A massive expansion of unknown luxury fashion retailer FLANNELS  meant that alongside opening new stores they also wanted to update their site to attract customers looking for a more luxury experience and to create something that would attract bigger fashion brands.

We aimed to design a more contemporary and minimal website that would be more fitting with the brands and something that customers would want to come back to, to get that luxury experience


We wanted the homepage to really show off the product by having large photography that meant the user could really see the products up close. The full page banner image really allowed us to have hard hitting imagery upfront which was a good selling point when brands would be approached.

Being an ecommerce site product needed to feature on the homepage and we introduced smart ways of pairing looks up with a singular product carousel. It was subtle but the customer would still know that they were able to purchase the items that they were seeing in the images.

These small breakup interactions on the mobile and desktop experience meant that the user would stop deliberately when scrolling down the page to interact with these elements and this is where we would showcase some product imagery which linked to the pdp’s, or link customers out to the blog where they could keep up to date on.


The isn’t too noticeable when a user first lands on the page on the desktop experience. This was something that we really wanted to push for when designing for a luxury market, we wanted to let the product image lead the page, but when they start to scroll down the page they would then become more aware of the navigation itself, enabling them to get around the site in a more productive way, getting them through the funnel quicker. 

We striped back the header and looked at the analytics for the links that we would have within the dropdowns. There was a big push re-categorising some of the items as some of the previous links were linking through to the same pages. But guiding customers to sub category pages was key as they would have to filter down through so many products to fins what they wanted.

Also it was key that we were promoting our top brands and other up and coming brands, so we wanted to create a top 10 for each of the main categories that we sold to.

The ‘new in’ section really helped to build traction to new products from top brands, this helped users get straight to the pieces that they were looking for from recent fashion shows that they may have seen. 

Product Landing Page

With the PLP’s we opted for a clean layout which really focused on the display of the products themselves. After a lot of exploration the decision was made to move the positioning of the filter section to enable the product imagery to take more of the space on the page.

The filter was a big shift in the design from what was previously on the site, by moving it above the products it overlayed the product imagery once opened. The user was then able to see all of the possible filter categories within one view on the desktop experience. 

As the user selected individual filters, tags appear alongside the refine button this then made it much easier for the user to remove filters without having to go back into the dropdown, this in turn sped up the ability to get them through to the PDP pages.

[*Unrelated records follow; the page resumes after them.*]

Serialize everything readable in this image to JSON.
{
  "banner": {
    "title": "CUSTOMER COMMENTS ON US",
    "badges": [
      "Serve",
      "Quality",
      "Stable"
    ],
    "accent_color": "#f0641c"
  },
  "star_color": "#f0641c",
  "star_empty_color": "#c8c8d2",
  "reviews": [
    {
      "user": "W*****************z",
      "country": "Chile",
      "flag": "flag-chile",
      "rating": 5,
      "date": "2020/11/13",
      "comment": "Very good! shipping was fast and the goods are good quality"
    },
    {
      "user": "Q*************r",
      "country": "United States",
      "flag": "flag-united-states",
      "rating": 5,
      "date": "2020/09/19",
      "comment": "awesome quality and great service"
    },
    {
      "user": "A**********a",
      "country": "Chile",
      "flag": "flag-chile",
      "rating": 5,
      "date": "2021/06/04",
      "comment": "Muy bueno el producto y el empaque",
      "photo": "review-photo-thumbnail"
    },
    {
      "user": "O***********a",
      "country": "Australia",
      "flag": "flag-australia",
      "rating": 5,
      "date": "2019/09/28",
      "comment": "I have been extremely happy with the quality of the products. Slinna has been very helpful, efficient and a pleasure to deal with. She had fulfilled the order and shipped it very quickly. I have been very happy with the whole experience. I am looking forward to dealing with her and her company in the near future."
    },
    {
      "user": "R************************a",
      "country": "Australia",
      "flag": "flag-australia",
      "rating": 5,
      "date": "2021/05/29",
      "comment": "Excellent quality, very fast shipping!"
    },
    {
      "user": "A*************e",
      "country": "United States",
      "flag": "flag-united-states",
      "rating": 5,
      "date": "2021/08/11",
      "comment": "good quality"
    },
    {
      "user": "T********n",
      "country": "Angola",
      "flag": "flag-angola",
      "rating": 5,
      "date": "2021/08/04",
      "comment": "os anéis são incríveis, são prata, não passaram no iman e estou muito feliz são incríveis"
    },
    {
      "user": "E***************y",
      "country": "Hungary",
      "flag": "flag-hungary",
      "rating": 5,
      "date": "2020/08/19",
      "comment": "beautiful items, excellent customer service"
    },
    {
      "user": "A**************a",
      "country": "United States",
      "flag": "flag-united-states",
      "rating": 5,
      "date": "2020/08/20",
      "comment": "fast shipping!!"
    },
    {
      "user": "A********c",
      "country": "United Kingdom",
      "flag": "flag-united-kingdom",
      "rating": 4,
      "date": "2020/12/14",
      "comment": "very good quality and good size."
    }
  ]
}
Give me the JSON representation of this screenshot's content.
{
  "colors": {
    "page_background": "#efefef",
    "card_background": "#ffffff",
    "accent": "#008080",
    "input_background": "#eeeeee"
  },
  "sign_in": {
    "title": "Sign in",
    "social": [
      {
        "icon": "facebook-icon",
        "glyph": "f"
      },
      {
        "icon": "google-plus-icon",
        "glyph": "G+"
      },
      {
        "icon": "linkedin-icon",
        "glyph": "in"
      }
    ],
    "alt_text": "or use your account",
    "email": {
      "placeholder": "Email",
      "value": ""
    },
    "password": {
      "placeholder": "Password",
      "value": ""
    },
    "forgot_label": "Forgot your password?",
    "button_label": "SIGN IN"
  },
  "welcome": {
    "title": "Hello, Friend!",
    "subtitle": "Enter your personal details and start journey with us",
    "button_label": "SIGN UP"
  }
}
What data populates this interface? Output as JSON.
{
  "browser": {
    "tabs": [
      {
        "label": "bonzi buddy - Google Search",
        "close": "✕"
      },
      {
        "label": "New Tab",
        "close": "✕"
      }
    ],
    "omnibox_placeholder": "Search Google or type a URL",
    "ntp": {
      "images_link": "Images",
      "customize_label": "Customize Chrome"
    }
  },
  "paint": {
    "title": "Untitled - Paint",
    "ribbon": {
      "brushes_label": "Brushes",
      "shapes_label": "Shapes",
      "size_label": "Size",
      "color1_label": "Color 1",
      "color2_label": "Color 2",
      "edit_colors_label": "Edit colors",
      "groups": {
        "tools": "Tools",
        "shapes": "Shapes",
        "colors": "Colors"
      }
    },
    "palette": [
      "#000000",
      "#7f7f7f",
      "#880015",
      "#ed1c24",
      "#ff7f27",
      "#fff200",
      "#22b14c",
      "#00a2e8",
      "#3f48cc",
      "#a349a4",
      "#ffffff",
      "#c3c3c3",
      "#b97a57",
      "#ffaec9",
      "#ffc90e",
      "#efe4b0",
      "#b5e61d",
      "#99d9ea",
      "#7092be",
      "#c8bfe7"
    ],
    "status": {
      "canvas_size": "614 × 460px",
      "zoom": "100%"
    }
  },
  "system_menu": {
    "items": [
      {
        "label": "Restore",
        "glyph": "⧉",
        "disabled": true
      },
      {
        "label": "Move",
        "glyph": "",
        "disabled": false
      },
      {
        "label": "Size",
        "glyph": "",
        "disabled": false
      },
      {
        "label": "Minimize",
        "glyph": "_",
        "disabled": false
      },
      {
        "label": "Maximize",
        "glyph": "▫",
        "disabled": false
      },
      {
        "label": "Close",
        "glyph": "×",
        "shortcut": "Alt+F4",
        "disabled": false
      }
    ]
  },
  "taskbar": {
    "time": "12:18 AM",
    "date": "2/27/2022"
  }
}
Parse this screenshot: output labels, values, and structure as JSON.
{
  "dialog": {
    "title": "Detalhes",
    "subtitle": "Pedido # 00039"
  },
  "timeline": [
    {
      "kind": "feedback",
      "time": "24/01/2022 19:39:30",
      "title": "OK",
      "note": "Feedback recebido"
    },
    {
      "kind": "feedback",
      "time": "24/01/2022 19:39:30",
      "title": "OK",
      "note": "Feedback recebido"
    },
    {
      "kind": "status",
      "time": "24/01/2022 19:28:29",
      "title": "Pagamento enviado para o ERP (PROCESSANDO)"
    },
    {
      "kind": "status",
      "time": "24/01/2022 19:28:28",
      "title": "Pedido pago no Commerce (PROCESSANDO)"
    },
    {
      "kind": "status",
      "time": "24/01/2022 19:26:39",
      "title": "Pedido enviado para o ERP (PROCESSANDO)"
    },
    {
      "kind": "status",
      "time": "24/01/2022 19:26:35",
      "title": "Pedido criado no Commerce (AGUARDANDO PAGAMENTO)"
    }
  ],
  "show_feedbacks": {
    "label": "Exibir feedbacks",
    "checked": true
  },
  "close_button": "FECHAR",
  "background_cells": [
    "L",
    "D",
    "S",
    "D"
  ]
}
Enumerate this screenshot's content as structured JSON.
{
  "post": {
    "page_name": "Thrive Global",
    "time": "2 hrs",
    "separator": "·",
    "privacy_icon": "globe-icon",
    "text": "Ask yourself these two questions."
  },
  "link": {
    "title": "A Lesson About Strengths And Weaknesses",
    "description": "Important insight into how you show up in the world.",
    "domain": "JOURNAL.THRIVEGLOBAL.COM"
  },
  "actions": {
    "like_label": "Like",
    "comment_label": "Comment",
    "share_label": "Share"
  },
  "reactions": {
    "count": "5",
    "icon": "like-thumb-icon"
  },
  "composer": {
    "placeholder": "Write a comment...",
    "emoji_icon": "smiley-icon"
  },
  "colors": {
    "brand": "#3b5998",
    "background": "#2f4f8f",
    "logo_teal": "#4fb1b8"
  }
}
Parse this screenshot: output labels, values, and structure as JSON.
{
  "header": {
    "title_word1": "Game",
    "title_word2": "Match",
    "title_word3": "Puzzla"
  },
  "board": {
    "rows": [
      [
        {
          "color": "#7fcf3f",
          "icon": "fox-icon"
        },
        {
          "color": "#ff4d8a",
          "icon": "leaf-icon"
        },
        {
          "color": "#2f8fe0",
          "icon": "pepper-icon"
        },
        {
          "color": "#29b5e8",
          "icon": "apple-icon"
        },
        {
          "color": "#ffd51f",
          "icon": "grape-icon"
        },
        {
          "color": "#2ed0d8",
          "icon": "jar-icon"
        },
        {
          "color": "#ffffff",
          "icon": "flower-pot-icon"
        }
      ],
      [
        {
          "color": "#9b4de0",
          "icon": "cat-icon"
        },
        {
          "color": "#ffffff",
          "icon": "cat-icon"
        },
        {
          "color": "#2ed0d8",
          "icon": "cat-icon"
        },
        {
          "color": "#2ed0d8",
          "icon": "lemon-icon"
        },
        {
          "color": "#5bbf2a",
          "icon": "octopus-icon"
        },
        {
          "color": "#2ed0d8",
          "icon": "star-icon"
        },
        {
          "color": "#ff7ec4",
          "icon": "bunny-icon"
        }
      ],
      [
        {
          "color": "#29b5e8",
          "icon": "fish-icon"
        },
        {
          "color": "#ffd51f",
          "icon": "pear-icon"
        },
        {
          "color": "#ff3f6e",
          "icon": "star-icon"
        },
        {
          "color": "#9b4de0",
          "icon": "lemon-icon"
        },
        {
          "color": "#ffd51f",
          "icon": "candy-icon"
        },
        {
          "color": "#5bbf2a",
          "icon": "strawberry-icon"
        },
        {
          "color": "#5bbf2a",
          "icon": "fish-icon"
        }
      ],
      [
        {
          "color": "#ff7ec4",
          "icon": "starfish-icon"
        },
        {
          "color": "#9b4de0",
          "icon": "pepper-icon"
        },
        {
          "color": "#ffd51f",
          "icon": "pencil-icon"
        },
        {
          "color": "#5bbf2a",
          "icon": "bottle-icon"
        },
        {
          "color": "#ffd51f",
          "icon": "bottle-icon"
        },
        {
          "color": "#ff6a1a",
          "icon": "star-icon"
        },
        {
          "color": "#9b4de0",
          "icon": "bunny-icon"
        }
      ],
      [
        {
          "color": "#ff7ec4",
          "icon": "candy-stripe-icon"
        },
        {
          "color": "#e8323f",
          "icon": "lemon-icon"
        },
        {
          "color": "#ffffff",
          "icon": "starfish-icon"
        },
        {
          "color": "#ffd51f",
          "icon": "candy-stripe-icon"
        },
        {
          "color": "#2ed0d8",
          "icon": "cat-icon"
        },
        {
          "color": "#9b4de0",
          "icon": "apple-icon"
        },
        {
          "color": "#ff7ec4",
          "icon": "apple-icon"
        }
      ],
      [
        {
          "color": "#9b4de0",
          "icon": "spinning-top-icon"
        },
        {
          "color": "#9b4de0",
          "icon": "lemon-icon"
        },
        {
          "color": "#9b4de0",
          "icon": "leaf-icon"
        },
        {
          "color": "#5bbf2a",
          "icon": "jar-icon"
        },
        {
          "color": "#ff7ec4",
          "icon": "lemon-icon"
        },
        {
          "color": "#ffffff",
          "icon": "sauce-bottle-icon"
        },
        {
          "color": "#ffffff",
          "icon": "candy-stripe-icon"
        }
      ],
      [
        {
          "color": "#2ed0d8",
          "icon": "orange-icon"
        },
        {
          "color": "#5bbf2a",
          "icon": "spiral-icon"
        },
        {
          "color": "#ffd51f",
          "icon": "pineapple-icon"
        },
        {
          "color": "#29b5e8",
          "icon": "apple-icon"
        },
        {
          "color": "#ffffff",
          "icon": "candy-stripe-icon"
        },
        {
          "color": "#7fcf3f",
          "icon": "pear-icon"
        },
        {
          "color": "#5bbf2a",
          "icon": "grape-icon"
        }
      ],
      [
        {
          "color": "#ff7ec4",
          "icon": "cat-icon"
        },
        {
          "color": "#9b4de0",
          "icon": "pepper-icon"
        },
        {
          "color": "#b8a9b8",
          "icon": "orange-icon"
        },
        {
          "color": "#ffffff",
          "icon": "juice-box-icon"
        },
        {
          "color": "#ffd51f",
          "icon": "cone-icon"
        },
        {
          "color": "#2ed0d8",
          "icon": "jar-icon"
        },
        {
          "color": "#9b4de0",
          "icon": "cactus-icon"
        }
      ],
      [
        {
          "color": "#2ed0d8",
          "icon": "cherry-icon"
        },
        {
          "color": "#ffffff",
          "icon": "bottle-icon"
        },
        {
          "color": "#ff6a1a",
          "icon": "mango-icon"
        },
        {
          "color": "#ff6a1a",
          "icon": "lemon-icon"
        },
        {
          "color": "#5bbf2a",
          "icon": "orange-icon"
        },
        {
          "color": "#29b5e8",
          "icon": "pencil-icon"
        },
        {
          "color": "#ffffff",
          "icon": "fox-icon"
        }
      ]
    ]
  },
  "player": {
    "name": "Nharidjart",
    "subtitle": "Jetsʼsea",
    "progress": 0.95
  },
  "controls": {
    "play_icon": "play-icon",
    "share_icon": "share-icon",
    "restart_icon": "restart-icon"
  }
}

On mobile the user experiences a persistent refine button at the bottom of the screen, this is something that was felt necessary to include due to the vast amount of products available, we wanted the user to quickly and easily refine their product search. 

Product Detail Page

Within the PDP it was evident that there should be prominence of the product image itself, as this is where the user can really get to see the detail, and when they hovered over they would see a zoomed in version of the image over the top of the copy on the right hand side. 

We toyed around we having the other product images underneath the main image, but this would then go below the fold on some desktop resolutions and it was felt that we should display all possible images upfront so that the user didn’t need to scroll down the page to find out more.

A clear type hierarchy was produced to work for different product lines, also a key aspect was to give some more prominence of the brand names, due to the fact that previously we showed the brand logo itself but going forward with the new design we wanted to move away from showing the logos as we rarely received very good quality svgs and the implementation of them was never very good so we decided to take this out of the equation by removing the logos completely. 

We then wanted to make the size selectors very clear and easy to use so we gave them some breathing space to make it clear to the customer that was where they would make decisions on the product before purchasing. 

Having a prominent add to bag button was a key feature for this page, as ultimately this what you want the customer to be clicking. On the mobile experience this was prominent in that we have a sticky button on the bottom of the screen to show the price aswell as the persistence of the add to bag button itself. 

After the initial release we had a drop in the use of the website, due to the fact that this was something new and that users weren’t used to this. Also that we produced something to try and bring in a new type of audience that flannels didn’t previously have. someone really into their high end fashion, not just someone looking to buy a stone island to go to the football which was a key audience member that we also didn’t want to loose. After the lull we found traffic picking up more than previously, sales had gone up and alongside the marketing we were able to bring in more customers which would look at flannels as a key place to shop.